“If I was here just to play for myself and wanted to play 25 years, I wouldn’t hang in there on a double play,” said Pedroia. “But I’m here for my teammates. I’m here to win games. I don’t want to look at the end of my career and say, ‘Oh, man, if I’d have hung in there on double plays, we’d have won two more championships.’ That’s not part of the résumé. Know what I mean?”
Of course, injuries are part of the résumé, and injury risks and projected player aging patterns are part of a team’s calculus when trying to decide what kind of commitment to make to a player. And the Red Sox had to grapple with those issues when they decided on an eight-year, $110 million contract extension for Pedroia during the 2013 season.
The team concluded that Pedroia’s present and future value to the organization was more significant than any general concerns about the sustainability of production for second basemen.
“We’re mindful of any of those things when we’re dealing with any long-term commitment for any player, regardless of position.
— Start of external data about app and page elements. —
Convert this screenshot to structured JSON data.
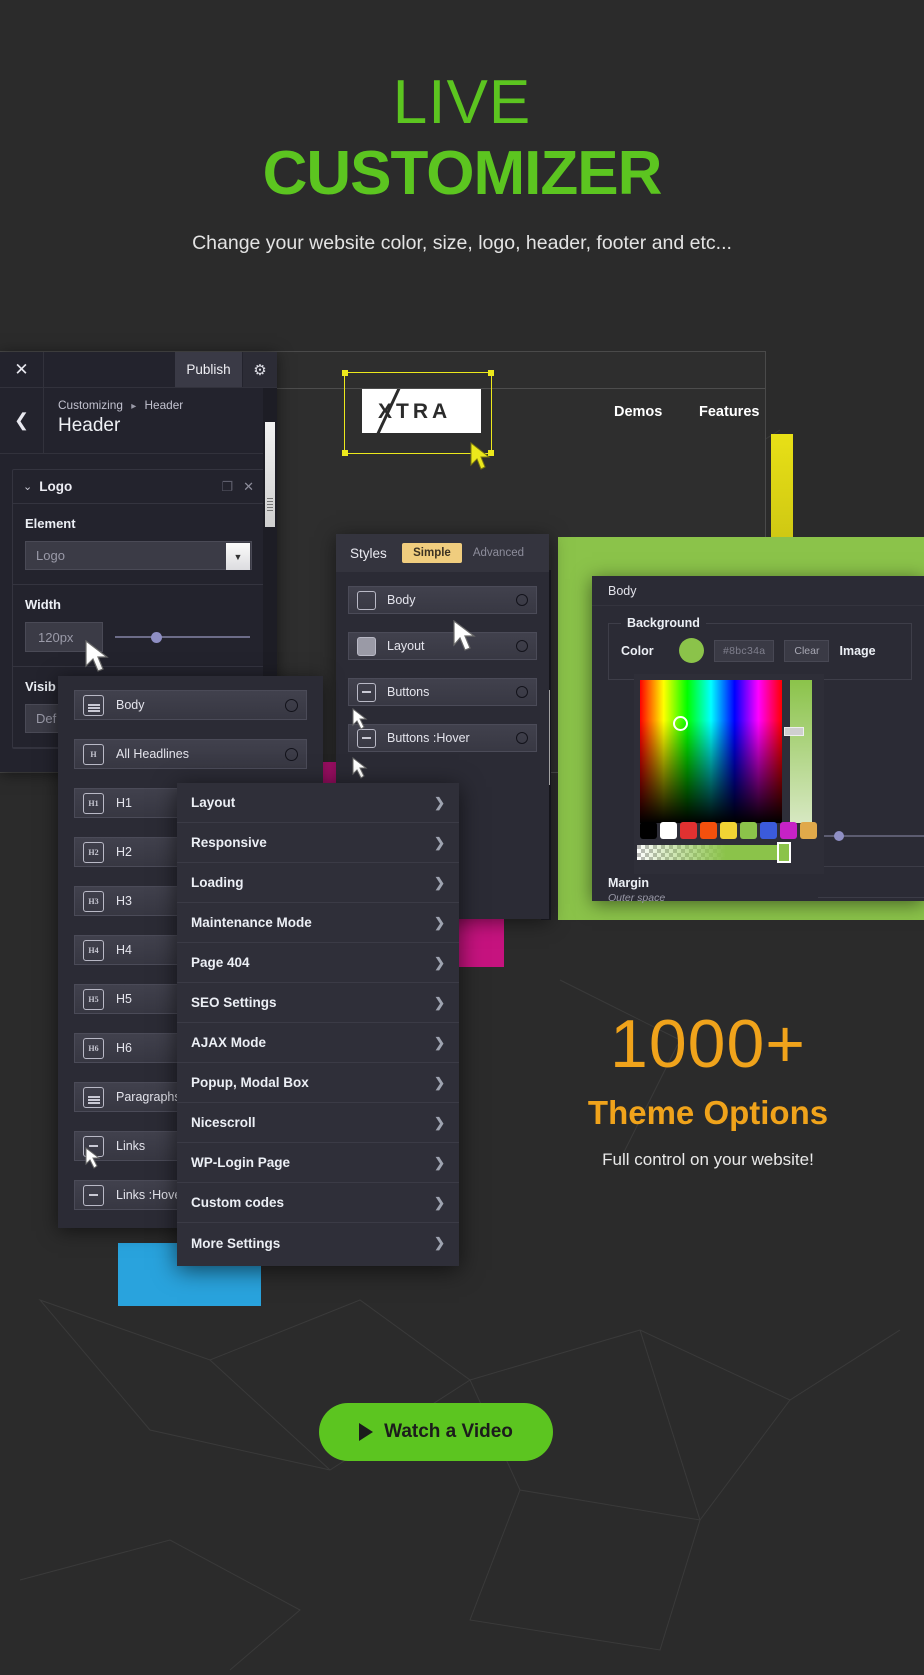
{
  "hero": {
    "line1": "LIVE",
    "line2": "CUSTOMIZER",
    "subtitle": "Change your website color, size, logo, header, footer and etc...",
    "accent_color": "#5cc520"
  },
  "site_preview": {
    "logo_text": "XTRA",
    "nav": [
      "Demos",
      "Features"
    ],
    "selection_color": "#ece81c"
  },
  "customizer": {
    "close_label": "✕",
    "publish_label": "Publish",
    "gear_icon": "gear-icon",
    "back_icon": "chevron-left-icon",
    "breadcrumb_root": "Customizing",
    "breadcrumb_sep": "▸",
    "breadcrumb_current": "Header",
    "panel_title": "Header",
    "section": {
      "name": "Logo",
      "collapse_icon": "chevron-down-icon",
      "duplicate_icon": "copy-icon",
      "delete_icon": "close-icon"
    },
    "fields": [
      {
        "label": "Element",
        "value": "Logo",
        "type": "select"
      },
      {
        "label": "Width",
        "value": "120px",
        "type": "slider"
      },
      {
        "label": "Visib",
        "value": "Def",
        "type": "select"
      }
    ]
  },
  "typography_panel": {
    "items": [
      {
        "label": "Body",
        "icon": "paragraph-lines-icon",
        "glyph": ""
      },
      {
        "label": "All Headlines",
        "icon": "heading-icon",
        "glyph": "H"
      },
      {
        "label": "H1",
        "icon": "heading-1-icon",
        "glyph": "H1"
      },
      {
        "label": "H2",
        "icon": "heading-2-icon",
        "glyph": "H2"
      },
      {
        "label": "H3",
        "icon": "heading-3-icon",
        "glyph": "H3"
      },
      {
        "label": "H4",
        "icon": "heading-4-icon",
        "glyph": "H4"
      },
      {
        "label": "H5",
        "icon": "heading-5-icon",
        "glyph": "H5"
      },
      {
        "label": "H6",
        "icon": "heading-6-icon",
        "glyph": "H6"
      },
      {
        "label": "Paragraphs",
        "icon": "paragraph-lines-icon",
        "glyph": ""
      },
      {
        "label": "Links",
        "icon": "link-dash-icon",
        "glyph": "-"
      },
      {
        "label": "Links :Hover",
        "icon": "link-dash-icon",
        "glyph": "-"
      }
    ]
  },
  "settings_menu": {
    "items": [
      "Layout",
      "Responsive",
      "Loading",
      "Maintenance Mode",
      "Page 404",
      "SEO Settings",
      "AJAX Mode",
      "Popup, Modal Box",
      "Nicescroll",
      "WP-Login Page",
      "Custom codes",
      "More Settings"
    ],
    "chevron": "❯"
  },
  "styles_panel": {
    "title": "Styles",
    "tabs": [
      {
        "label": "Simple",
        "active": true
      },
      {
        "label": "Advanced",
        "active": false
      }
    ],
    "active_tab_color": "#f0cd7e",
    "items": [
      {
        "label": "Body",
        "icon": "square-outline-icon"
      },
      {
        "label": "Layout",
        "icon": "square-filled-icon"
      },
      {
        "label": "Buttons",
        "icon": "button-dash-icon"
      },
      {
        "label": "Buttons :Hover",
        "icon": "button-dash-icon"
      }
    ]
  },
  "body_panel": {
    "title": "Body",
    "background_legend": "Background",
    "color_label": "Color",
    "color_value": "#8bc34a",
    "clear_label": "Clear",
    "image_label": "Image",
    "margin_label": "Margin",
    "margin_sub": "Outer space",
    "swatches": [
      "#000000",
      "#ffffff",
      "#e03131",
      "#f4500d",
      "#f2d434",
      "#8bc34a",
      "#3b5bdb",
      "#c622c6",
      "#e0a94a"
    ]
  },
  "promo": {
    "number": "1000+",
    "title": "Theme Options",
    "subtitle": "Full control on your website!",
    "color": "#f0a31b"
  },
  "cta": {
    "label": "Watch a Video",
    "icon": "play-icon",
    "color": "#5cc520"
  }
}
I don’t know that we look at second base any differently — or maybe anything more than slightly differently,” said Sox general manager Mike Hazen. “The way [Pedroia] works, the way he prepares himself, gives you confidence that you’re going to get his best every single day.
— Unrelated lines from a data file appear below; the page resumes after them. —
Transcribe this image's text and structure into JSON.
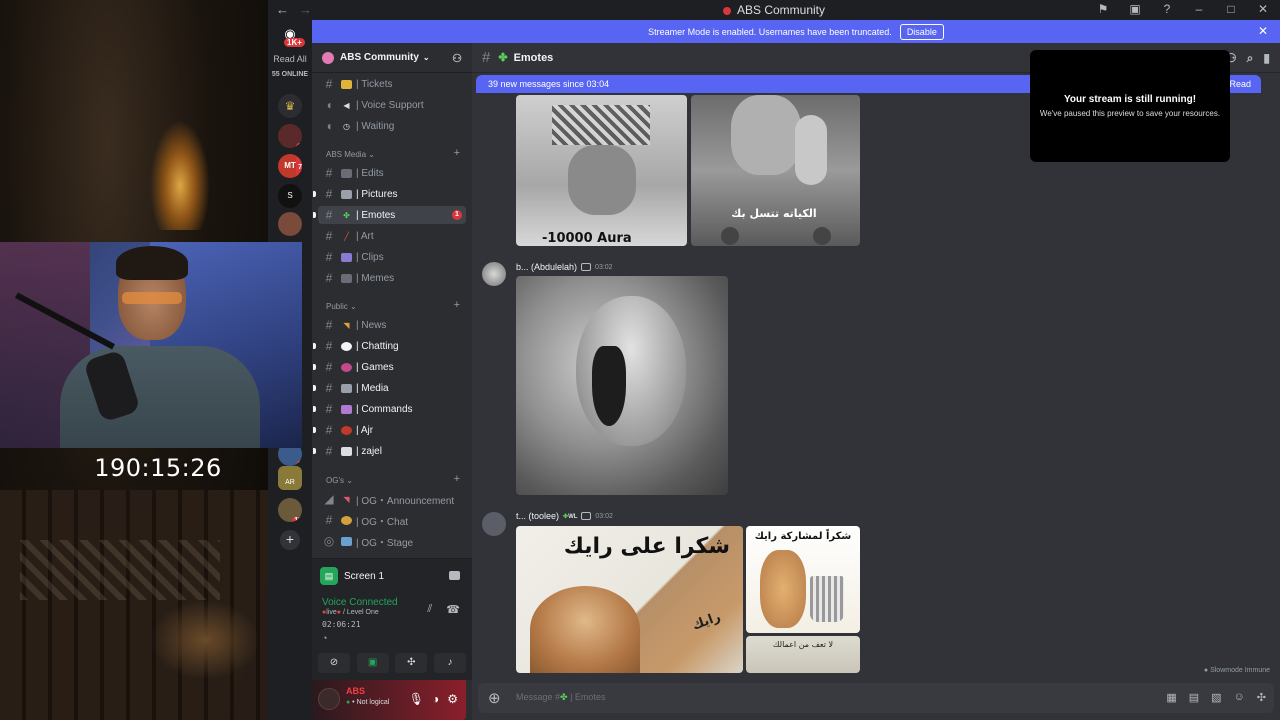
{
  "titlebar": {
    "title": "ABS Community",
    "back": "←",
    "forward": "→",
    "icons": [
      "flag",
      "screen",
      "help",
      "minimize",
      "maximize",
      "close"
    ]
  },
  "overlay": {
    "timer": "190:15:26"
  },
  "rail": {
    "logo_badge": "1K+",
    "read_all": "Read All",
    "online": "55 ONLINE",
    "servers": [
      {
        "badge": ""
      },
      {
        "badge": "1"
      },
      {
        "badge": "7",
        "label": "MT"
      },
      {
        "badge": "",
        "label": "S"
      },
      {
        "badge": ""
      },
      {
        "badge": "2"
      },
      {
        "badge": "",
        "label": "AR"
      },
      {
        "badge": "18"
      }
    ]
  },
  "banner": {
    "text": "Streamer Mode is enabled. Usernames have been truncated.",
    "button": "Disable"
  },
  "sidebar": {
    "guild_name": "ABS Community",
    "channels_top": [
      {
        "name": "| Tickets",
        "type": "text"
      },
      {
        "name": "| Voice Support",
        "type": "voice"
      },
      {
        "name": "| Waiting",
        "type": "voice"
      }
    ],
    "category_media": "ABS Media",
    "channels_media": [
      {
        "name": "| Edits"
      },
      {
        "name": "| Pictures",
        "unread": true
      },
      {
        "name": "| Emotes",
        "active": true,
        "mention": "1"
      },
      {
        "name": "| Art"
      },
      {
        "name": "| Clips"
      },
      {
        "name": "| Memes"
      }
    ],
    "category_public": "Public",
    "channels_public": [
      {
        "name": "| News"
      },
      {
        "name": "| Chatting",
        "unread": true
      },
      {
        "name": "| Games",
        "unread": true
      },
      {
        "name": "| Media",
        "unread": true
      },
      {
        "name": "| Commands",
        "unread": true
      },
      {
        "name": "| Ajr",
        "unread": true
      },
      {
        "name": "| zajel",
        "unread": true
      }
    ],
    "category_og": "OG's",
    "channels_og": [
      {
        "name": "| OG・Announcement"
      },
      {
        "name": "| OG・Chat"
      },
      {
        "name": "| OG・Stage"
      }
    ]
  },
  "voice": {
    "screen": "Screen 1",
    "connected": "Voice Connected",
    "live": "live",
    "level": "/ Level One",
    "elapsed": "02:06:21"
  },
  "user": {
    "name": "ABS",
    "status": "Not logical"
  },
  "channel": {
    "name": "Emotes"
  },
  "new_messages": {
    "text": "39 new messages since 03:04",
    "mark": "Mark As Read"
  },
  "messages": [
    {
      "captions": [
        "-10000 Aura",
        "الكياته تتسل بك"
      ]
    },
    {
      "author": "b... (Abdulelah)",
      "time": "03:02"
    },
    {
      "author": "t... (toolee)",
      "badge": "WL",
      "time": "03:02",
      "captions": [
        "شكرا على رايك",
        "رايك",
        "شكراً لمشاركة رايك",
        "لا تعف من اعمالك"
      ]
    }
  ],
  "slowmode": "Slowmode Immune",
  "composer": {
    "placeholder_prefix": "Message #",
    "placeholder_channel": "| Emotes"
  },
  "popup": {
    "title": "Your stream is still running!",
    "subtitle": "We've paused this preview to save your resources."
  }
}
“When you’re talking about the deal where at the time we were looking to extend him, we felt like he was a cornerstone player for us, somebody we wanted to have here. Every player is going to regress at some point. Maybe he won’t. Maybe he’ll be the first ever. But we felt like the things he brings to the team and city are immeasurable in a lot of ways.”
Even so, the Red Sox wouldn’t have committed a nine-figure guarantee to Pedroia more than a year before he reached free agency if they thought he wasn’t a decent bet to sustain his production. And while there have been some studies (including one in 2005 by Nate Silver, then with Baseball Prospectus) suggesting that second basemen peak and decline earlier than other positions, there’s also evidence that elite second basemen do a better job of avoiding steep drop-offs than players at other positions.
Though the sample is somewhat small, the 22 second basemen who had a career Wins Above Replacement number of at least 25 through their age-29 season saw their combined offensive WAR drop by 46 percent between the ages of 30-35.
A specific example: Hall of Famer Frankie Frisch had a career WAR of 34.3 between the ages of 21-29; between 30-35, he posted an offensive WAR of 18.5, a 46 percent decrease from his 20s.
The decline of second basemen from ages 30-35 might sound steep, but it’s less drastic than that of other positions. Shortstops featured a startling decline of 64 percent of their offensive value between the ages of 30-35, while third basemen showed the second-largest decline of the group at 59 percent.
|Position||Players||Average Decline in Offensive WAR, ages 30-35||Aggregate Decline in Offensive WAR, ages 30-35|
In other words, while there are dangers to playing second base, elite second basemen don’t necessarily drop off in their 30s. Yet even if a player such as Pedroia is at risk of having his peak clipped by the way he approaches his defense, it’s a compromise he’s willing to make.
“It’s kind of like the offensive line. Games are won in football on the offensive line. Games are won in baseball if you turn the double play,” said Pedroia. “That extra out is the difference between winning and losing. People say, ‘It’s a taxing position on the body.’ If you want to win, it is. Trust me, I could take it easy over there, olé some double plays, we’d lose the game and guess what, I’d play another five years. You want me to do that? No. We’re here to win. So you’ve got to hang in there and turn double plays. It’s part of the job.”